In August 2017, a federal appeals court tossed Slatten’s life sentence and ordered a new trial, saying he should have been tried separately from Slough, 39. Slough had told investigators days after the shootings that he, not Slatten, fired the first rounds.

Slatten then received a retrial that ended in a hung jury in September, with the defense saying the convoy members had been acting in self-defense.

The third trial started Nov. 5.

Slatten’s defense team declined to comment after the verdict.

At trial, Slatten’s defense seized on shifting statements by Blackwater convoy members who had testified against Slatten in his earlier trials.

They included Jimmy Watson, the leader of the four-vehicle convoy and Slatten’s vehicle mate, who retreated from earlier testimony to a grand jury that he had heard Slatten fire first, and Jeremy Ridgeway, who pleaded guilty to manslaughter and testified for prosecutors in a plea deal.

Slatten lead defense lawyer Dane Butswinkas said to jurors in his closing argument, “Mr. Al Rubia’y’s death is a tragedy. There’s no doubt about that. But this is not a reason to compound the tragedy, by sending an innocent person to prison for as long as Mr. Ridgeway would have gone had he not cooperated.”

Prosecutors argued Slatten acted out of general hatred for Iraqis and a misguided desire for revenge for the 2001 terrorist attacks on New York City and Washington.

They said Ridgeway’s shifting memory was mistaken and that Watson’s actions were an ongoing attempt to coverup responsibility for the attacks.

Referring to Slatten, prosecutor Fernando Campoamor-Sanchez told jurors, “You know that this man took this sniper rifle, and through this scope he took aim at Ahmed’s head, and he fired. Boom. And he fired again. Boom.
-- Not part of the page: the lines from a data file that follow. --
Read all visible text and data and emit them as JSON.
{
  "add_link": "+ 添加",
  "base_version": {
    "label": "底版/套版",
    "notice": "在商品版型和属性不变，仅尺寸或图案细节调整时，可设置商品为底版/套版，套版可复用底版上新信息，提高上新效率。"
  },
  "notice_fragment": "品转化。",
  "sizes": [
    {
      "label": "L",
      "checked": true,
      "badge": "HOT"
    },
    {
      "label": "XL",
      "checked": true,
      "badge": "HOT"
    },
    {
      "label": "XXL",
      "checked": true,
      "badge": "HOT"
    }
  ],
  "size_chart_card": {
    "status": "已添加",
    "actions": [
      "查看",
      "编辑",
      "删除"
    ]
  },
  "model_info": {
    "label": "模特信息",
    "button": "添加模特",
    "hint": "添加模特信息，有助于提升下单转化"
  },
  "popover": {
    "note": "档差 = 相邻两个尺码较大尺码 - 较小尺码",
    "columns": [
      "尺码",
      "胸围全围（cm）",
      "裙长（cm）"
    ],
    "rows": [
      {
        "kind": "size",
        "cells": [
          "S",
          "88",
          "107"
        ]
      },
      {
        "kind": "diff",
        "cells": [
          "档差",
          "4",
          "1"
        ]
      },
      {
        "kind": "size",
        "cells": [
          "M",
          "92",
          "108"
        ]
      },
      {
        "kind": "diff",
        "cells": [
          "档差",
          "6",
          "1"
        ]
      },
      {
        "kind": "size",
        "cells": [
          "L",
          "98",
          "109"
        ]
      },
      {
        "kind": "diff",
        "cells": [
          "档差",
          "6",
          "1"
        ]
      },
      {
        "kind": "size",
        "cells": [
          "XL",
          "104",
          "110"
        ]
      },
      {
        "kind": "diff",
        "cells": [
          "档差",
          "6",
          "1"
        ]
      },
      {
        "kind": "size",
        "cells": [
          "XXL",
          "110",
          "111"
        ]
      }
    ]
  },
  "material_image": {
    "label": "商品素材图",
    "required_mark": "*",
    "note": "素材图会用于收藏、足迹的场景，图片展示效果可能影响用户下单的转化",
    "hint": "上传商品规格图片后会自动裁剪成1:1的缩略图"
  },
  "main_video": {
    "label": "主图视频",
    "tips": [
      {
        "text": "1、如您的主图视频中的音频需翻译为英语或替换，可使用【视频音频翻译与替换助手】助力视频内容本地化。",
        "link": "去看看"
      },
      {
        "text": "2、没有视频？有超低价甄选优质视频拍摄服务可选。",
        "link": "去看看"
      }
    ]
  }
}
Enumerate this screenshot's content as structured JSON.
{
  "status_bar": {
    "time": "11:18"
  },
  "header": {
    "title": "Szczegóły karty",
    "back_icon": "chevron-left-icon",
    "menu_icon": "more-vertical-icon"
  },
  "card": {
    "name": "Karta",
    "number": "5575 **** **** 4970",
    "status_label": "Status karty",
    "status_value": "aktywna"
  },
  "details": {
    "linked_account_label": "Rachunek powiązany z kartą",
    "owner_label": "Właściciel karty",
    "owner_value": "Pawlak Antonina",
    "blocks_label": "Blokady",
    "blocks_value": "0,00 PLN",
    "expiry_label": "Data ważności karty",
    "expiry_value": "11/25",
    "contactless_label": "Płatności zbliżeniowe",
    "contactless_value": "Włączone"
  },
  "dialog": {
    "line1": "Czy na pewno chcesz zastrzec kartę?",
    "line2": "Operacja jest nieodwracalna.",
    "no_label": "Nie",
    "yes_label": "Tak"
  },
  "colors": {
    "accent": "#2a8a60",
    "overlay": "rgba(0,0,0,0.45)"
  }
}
And why?” Campoamor-Sanchez said in his closing argument. “Because, ladies and gentlemen, he thought he could get away with it. Nobody would know. He would never have to answer to people like you sitting in this jury room today.”

The foreperson said, “We quickly got rid of self-defense” as a cause for the killings. The jury was aware that Slough had been convicted, that Ridgeway had pleaded guilty and Watson had been granted immunity. They did not know that Liberty and Heard had also been convicted, the foreperson said.

The jury deliberated for five days after a five-week trial.

Slough, Liberty and Heard received 30 years — twice the maximum punishment for manslaughter alone — after being convicted of using military firearms while committing a felony, an enhanced penalty that was primarily aimed at gang members and had never been used against security contractors given military weapons by the U.S. government.

The appeals court ruled the punishment meted out to the three guards violated a constitutional prohibition against “cruel and unusual punishment.”

Charges were first brought against six Blackwater employees in 2008, but the extraordinary prosecution suffered numerous turns and setbacks.

A federal judge initially threw out the other indictments, saying prosecutors improperly relied on statements the guards gave State Department investigators immediately after the shooting, believing the statements would not be used in court.

An appeals panel reversed that ruling in 2011, clearing the way for prosecutors to obtain fresh indictments against Slatten and the three others.

However, prosecutors took so long to charge Slatten that the statutory time limit for bringing a manslaughter charge had expired, an error the appeals panel said also stemmed from an errant court ruling, a court found.

The Justice Department responded by charging Slatten, a former Army sniper, with first-degree murder, which has no statute of limitations.

The foreperson was troubled that Slatten faced only one charge and no lesser alternatives, particularly since the only sentence would be a mandatory life term. The foreperson was unsure whether Slatten truly premeditated the shooting, other than the moments staring down the scope as the white Kia sat in the traffic near the convoy.

“I think the murder one,” the foreperson said, “I understand it, but there’s a bit of unjustness to it.”

Thirty Iraqi shooting survivors and relatives of victims testified in person in a 2014 trial, marking the largest number of foreign witnesses to travel to the United States for a criminal trial, prosecutors said at the time.